Aim of the exercise – For the listing below, show each line that includes the string "structured".

** Information provided follows **

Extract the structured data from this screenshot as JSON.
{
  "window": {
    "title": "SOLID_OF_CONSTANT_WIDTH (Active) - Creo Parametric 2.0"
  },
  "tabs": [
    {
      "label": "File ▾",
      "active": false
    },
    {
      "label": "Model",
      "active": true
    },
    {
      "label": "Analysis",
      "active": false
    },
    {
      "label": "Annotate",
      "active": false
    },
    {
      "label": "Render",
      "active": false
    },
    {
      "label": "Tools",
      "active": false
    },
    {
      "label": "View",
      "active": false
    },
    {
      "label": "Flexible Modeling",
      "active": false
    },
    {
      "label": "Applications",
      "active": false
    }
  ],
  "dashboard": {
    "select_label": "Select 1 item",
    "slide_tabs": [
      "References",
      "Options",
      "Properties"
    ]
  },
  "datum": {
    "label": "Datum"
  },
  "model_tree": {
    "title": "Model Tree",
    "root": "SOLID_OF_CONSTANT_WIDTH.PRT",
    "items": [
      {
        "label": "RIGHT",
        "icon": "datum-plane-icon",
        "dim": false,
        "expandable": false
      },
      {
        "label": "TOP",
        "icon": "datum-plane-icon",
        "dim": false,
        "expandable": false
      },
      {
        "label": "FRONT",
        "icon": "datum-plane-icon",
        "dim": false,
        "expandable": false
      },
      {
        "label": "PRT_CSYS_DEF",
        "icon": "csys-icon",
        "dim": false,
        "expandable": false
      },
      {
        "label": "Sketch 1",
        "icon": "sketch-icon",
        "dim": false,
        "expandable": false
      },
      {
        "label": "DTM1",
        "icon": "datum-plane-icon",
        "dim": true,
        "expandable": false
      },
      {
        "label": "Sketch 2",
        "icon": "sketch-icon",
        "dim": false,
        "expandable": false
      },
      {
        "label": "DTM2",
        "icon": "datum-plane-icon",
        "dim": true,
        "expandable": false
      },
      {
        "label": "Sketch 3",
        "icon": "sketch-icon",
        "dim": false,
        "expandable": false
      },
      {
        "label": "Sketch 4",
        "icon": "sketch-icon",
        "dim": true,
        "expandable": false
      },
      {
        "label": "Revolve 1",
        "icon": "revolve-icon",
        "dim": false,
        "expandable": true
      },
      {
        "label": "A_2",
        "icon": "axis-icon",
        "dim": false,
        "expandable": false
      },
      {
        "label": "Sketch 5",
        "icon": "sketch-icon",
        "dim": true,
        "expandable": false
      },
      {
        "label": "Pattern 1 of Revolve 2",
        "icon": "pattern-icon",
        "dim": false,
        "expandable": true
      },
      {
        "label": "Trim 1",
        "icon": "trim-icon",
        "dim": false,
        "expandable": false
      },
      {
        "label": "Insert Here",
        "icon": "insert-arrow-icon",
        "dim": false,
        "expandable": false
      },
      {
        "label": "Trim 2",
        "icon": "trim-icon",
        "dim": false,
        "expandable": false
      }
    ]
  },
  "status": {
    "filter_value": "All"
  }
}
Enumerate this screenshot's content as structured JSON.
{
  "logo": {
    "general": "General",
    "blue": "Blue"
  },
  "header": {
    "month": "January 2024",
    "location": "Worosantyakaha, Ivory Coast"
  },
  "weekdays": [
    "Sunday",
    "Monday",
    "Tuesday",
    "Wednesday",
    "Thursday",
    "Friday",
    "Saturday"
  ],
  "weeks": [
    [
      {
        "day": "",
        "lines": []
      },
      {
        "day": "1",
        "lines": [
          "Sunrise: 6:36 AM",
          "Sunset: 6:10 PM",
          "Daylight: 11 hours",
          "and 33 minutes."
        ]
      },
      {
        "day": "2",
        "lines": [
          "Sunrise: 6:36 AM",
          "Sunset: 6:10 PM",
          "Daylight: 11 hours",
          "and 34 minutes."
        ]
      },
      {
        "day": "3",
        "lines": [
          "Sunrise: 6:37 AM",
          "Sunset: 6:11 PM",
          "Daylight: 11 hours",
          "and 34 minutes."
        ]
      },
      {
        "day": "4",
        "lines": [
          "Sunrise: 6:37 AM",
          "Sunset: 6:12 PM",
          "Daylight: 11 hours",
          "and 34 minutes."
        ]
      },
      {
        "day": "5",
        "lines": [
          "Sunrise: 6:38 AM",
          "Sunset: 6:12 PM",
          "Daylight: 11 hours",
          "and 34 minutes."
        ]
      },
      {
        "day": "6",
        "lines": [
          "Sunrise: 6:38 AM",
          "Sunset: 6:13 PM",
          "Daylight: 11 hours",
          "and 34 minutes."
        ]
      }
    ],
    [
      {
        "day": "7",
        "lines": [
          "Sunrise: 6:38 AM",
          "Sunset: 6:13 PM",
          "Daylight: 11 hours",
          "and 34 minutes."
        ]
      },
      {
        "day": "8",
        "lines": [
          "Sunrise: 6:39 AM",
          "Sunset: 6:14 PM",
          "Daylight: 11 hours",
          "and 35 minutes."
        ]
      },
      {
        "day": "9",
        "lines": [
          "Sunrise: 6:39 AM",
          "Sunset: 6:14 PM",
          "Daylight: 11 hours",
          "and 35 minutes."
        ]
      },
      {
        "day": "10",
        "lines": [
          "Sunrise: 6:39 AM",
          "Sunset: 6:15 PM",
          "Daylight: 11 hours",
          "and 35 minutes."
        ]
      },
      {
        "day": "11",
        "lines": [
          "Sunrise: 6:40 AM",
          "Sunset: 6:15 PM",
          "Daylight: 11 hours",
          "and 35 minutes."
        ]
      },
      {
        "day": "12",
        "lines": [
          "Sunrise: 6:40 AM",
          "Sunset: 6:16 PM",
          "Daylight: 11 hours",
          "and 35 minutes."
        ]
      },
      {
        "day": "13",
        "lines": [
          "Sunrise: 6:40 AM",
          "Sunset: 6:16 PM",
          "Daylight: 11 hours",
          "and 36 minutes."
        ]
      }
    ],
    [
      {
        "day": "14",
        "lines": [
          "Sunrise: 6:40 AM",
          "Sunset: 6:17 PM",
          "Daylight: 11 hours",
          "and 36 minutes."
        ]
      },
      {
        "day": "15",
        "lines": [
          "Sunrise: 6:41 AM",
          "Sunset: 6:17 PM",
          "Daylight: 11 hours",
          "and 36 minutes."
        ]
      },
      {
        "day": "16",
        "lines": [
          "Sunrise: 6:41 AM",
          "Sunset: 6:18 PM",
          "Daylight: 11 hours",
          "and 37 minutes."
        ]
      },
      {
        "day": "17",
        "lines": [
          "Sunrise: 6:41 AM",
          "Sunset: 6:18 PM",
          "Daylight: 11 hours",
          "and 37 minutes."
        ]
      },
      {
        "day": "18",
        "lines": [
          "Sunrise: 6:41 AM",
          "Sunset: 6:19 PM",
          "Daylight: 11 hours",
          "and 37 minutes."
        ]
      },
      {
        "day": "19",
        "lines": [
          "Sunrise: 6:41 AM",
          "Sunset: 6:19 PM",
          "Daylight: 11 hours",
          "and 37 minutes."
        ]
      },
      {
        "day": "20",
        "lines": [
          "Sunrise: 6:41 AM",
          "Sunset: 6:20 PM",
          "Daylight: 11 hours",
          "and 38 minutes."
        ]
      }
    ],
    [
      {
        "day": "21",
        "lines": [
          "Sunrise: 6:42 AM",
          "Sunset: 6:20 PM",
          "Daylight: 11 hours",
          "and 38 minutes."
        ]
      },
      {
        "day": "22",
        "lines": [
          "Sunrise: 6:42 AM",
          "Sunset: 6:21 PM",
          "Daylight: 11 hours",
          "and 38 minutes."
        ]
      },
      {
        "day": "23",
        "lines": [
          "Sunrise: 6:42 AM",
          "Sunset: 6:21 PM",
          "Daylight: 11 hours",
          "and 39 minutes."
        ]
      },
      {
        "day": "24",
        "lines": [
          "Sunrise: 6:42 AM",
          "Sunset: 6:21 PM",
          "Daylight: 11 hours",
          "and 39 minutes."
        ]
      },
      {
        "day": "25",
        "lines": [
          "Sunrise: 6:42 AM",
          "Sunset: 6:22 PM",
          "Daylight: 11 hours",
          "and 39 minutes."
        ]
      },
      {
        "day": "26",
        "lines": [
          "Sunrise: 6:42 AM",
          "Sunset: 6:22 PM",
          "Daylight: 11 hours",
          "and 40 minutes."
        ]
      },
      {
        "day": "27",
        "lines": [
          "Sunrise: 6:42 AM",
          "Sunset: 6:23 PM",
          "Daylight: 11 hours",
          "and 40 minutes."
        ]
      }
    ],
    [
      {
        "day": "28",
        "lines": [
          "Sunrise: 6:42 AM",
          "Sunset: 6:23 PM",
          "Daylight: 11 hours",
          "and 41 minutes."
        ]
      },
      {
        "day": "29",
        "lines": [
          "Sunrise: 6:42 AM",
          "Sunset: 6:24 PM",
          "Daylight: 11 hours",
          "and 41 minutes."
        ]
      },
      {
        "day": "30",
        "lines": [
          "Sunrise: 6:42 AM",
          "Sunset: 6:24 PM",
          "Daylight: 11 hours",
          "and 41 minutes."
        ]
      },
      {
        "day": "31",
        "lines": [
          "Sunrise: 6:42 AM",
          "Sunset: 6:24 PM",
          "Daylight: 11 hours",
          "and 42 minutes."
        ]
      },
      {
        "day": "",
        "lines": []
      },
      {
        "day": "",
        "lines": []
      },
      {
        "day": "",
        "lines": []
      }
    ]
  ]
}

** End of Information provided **

Task response –
Extract the structured data from this screenshot as JSON.
Enumerate this screenshot's content as structured JSON.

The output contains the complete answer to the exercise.